  1. Cole MG, Ciampi A, Belzile E, Zhong L. Persistent delirium in older hospital patients: a systematic review of frequency and prognosis. Age and ageing. 2009 Jan; 38(1):19-26.(Link to article – subscription may be required.)
  2. Pitkala KH, Laurila JV, Strandberg TE, Kautiainen H, Sintonen H, Tilvis RS. Multicomponent geriatric intervention for elderly inpatients with delirium: effects on costs and health-related quality of life. The journals of gerontology. Series A, Biological sciences and medical sciences. 2008 Jan; 63(1):56-61.
  3. Marcantonio ER, Flacker JM, Wright RJ, Resnick NM. Reducing delirium after hip fracture: a randomized trial. Journal of the American Geriatrics Society. 2001;49:516-22.
  4. Lonergan E, Luxenberg J, Areosa Sastre A, Wyller TB. Benzodiazepines for delirium. Cochrane Database of Systematic Reviews 2009, Issue 1. Art. No.: CD006379. DOI: 10.1002/14651858.CD006379.pub2.
  5. Lonergan E, Britton AM, Luxenberg J. Antipsychotics for delirium. Cochrane Database of Systematic Reviews 2007, Issue 2. Art. No.: CD005594. DOI: 10.1002/14651858.CD005594.pub2
  6. Overshott R, Karim S, Burns A. Cholinesterase inhibitors for delirium. Cochrane Database of Systematic Reviews 2008, Issue 1. Art. No.: CD005317. DOI: 10.1002/14651858.CD005317.pub2.
  7. Siddiqi N, Holt R, Britton AM, Holmes J. Interventions for preventing delirium in hospitalised patients. Cochrane Database of Systematic Reviews 2007, Issue 2. Art. No.: CD005563. DOI: 10.1002/14651858.CD005563.pub2.
  8. Breitbart W, Marotta R, Platt MM, Weisman H, Derevenco M, Grau C, et al. A double-blind trial of haloperidol, chlorpromazine, and lorazepam in the treatment of delirium in hospitalized AIDS patients. The American journal of psychiatry. 1996;153:231-7.
  9. Devlin JW, Skrobik Y. Antipsychotics for the prevention and treatment of delirium in the intensive care unit: what is their role? Harvard review of psychiatry. 2011 Mar-Apr; 19(2):59-67.(Link to article – subscription may be required.)
  10. Martel M, Miner J, Fringer R, Sufka K, Miamen A, Ho J, Clinton J, Biros M. Discontinuation of droperidol for the control of acutely agitated out-of-hospital patients. Prehospital emergency care : official journal of the National Association of EMS Physicians and the National Association of State EMS Directors. 2005 Jan-Mar; 9(1):44-8.(Link to article – subscription may be required.)
  11. Knott JC, Taylor DM, Castle DJ. Randomized clinical trial comparing intravenous midazolam and droperidol for sedation of the acutely agitated patient in the emergency department. Annals of emergency medicine. 2006 Jan; 47(1):61-7.(Link to article – subscription may be required.)
  12. Battaglia J, Moss S, Rush J, Kang J, Mendoza R, Leedom L, Dubin W, McGlynn C, Goodman L. Haloperidol, lorazepam, or both for psychotic agitation?
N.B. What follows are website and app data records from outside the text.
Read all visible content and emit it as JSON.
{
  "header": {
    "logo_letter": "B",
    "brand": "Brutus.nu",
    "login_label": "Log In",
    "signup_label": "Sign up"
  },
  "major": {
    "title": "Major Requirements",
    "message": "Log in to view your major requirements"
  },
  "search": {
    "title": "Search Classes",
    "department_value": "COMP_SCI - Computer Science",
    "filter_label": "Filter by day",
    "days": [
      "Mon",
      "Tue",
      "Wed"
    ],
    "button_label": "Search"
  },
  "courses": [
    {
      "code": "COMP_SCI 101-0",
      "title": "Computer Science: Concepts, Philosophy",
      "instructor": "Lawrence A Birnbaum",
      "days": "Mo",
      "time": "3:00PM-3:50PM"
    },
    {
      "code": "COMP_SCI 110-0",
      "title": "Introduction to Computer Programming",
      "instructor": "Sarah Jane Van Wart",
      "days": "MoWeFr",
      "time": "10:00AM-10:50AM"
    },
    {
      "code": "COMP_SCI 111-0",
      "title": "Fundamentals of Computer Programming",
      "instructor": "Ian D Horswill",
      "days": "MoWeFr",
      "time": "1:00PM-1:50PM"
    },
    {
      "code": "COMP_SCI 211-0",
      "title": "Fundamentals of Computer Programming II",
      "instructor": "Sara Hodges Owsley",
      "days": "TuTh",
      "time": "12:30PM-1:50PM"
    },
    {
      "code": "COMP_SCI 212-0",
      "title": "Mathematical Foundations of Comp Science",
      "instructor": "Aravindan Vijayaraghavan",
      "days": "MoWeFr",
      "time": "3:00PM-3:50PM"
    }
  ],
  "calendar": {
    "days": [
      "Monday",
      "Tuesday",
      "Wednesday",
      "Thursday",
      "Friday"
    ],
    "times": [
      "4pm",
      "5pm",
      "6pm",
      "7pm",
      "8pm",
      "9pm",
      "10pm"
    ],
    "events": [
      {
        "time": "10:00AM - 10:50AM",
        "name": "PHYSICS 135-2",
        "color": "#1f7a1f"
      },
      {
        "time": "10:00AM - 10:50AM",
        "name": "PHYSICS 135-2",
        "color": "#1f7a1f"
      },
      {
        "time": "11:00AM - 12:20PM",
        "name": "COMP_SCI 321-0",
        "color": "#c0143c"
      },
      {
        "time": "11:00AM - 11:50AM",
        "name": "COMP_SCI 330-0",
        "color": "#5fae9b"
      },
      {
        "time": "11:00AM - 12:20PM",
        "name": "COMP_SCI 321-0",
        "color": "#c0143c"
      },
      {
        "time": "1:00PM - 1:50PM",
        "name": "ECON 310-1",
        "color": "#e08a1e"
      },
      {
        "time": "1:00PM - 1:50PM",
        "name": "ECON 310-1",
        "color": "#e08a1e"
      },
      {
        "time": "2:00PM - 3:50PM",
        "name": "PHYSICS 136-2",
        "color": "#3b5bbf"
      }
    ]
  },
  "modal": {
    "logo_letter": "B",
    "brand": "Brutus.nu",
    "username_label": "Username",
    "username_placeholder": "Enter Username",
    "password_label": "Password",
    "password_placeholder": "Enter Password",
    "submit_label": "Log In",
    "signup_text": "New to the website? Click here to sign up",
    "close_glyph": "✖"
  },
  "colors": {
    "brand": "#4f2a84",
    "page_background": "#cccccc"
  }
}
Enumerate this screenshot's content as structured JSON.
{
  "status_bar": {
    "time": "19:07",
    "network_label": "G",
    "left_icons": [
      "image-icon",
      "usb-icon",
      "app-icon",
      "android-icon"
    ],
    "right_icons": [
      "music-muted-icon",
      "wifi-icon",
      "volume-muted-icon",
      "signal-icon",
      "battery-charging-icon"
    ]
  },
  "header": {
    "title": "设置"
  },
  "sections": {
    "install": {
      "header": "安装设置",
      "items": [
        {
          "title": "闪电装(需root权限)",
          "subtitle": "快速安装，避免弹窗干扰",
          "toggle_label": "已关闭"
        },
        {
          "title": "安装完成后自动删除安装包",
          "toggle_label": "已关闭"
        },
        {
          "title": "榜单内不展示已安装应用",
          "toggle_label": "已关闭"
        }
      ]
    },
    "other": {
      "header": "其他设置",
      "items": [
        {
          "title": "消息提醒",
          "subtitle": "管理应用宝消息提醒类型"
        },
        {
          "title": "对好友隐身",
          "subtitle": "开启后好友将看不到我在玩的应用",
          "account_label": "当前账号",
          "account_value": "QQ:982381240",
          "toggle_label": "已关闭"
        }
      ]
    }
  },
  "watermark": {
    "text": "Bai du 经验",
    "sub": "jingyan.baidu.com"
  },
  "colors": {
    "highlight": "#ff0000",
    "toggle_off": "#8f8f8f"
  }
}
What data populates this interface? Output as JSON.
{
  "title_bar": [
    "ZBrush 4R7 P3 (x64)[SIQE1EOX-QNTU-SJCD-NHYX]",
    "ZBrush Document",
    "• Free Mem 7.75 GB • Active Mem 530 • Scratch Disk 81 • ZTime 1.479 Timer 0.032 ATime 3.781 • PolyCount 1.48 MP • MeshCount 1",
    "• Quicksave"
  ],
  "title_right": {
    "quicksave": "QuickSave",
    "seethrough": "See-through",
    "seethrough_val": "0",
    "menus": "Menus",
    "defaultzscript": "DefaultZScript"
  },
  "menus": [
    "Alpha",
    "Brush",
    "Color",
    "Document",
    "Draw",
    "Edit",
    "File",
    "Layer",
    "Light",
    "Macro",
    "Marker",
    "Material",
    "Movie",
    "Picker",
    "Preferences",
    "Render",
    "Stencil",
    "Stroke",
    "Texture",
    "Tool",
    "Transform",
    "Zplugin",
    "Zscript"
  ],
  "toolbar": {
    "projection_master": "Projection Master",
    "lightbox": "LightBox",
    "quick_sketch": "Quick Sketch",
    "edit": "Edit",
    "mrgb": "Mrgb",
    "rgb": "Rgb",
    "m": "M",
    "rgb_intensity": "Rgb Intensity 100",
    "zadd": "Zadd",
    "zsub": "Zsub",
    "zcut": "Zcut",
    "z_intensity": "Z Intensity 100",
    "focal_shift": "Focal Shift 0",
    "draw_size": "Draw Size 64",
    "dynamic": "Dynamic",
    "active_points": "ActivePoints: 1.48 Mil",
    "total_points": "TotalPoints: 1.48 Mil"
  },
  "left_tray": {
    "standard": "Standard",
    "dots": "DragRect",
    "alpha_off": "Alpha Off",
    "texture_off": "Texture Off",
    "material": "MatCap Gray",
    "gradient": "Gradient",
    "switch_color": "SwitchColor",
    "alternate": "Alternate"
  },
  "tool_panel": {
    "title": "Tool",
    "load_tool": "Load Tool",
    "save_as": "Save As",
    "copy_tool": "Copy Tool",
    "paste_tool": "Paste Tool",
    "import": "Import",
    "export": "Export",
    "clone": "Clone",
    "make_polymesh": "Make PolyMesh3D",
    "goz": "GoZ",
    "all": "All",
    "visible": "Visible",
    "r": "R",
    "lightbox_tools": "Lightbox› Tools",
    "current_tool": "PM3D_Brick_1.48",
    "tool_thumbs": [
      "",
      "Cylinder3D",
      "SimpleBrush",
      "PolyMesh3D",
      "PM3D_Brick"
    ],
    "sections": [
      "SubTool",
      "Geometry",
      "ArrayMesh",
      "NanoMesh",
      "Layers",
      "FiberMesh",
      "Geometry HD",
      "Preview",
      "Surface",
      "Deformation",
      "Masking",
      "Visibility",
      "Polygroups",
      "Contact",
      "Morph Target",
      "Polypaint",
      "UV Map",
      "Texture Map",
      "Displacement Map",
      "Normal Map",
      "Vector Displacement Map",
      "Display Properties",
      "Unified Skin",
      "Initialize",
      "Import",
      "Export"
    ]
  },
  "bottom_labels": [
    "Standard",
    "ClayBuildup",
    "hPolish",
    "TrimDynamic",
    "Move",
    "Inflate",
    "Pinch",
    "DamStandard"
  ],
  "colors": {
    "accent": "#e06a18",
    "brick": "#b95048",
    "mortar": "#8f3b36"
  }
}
A multicenter, prospective, double-blind, emergency department study. The American journal of emergency medicine. 1997 Jul; 15(4):335-40.
  13. van Eijk MM, Roes KC, Honing ML, Kuiper MA, Karakus A, van der Jagt M, Spronk PE, van Gool WA, van der Mast RC, Kesecioglu J, Slooter AJ. Effect of rivastigmine as an adjunct to usual care with haloperidol on duration of delirium and mortality in critically ill patients: a multicentre, double-blind, placebo-controlled randomised trial. Lancet. 2010 Nov 27; 376(9755):1829-37.(Link to article – subscription may be required.)
  14. Page VJ, Davis D, Zhao XB, Norton S, Casarin A, Brown T, Ely EW, McAuley DF. Statin use and risk of delirium in the critically ill. American journal of respiratory and critical care medicine. 2014 Mar 15; 189(6):666-73.(Link to article – subscription may be required.)
  15. </pmid>23824754</pmid>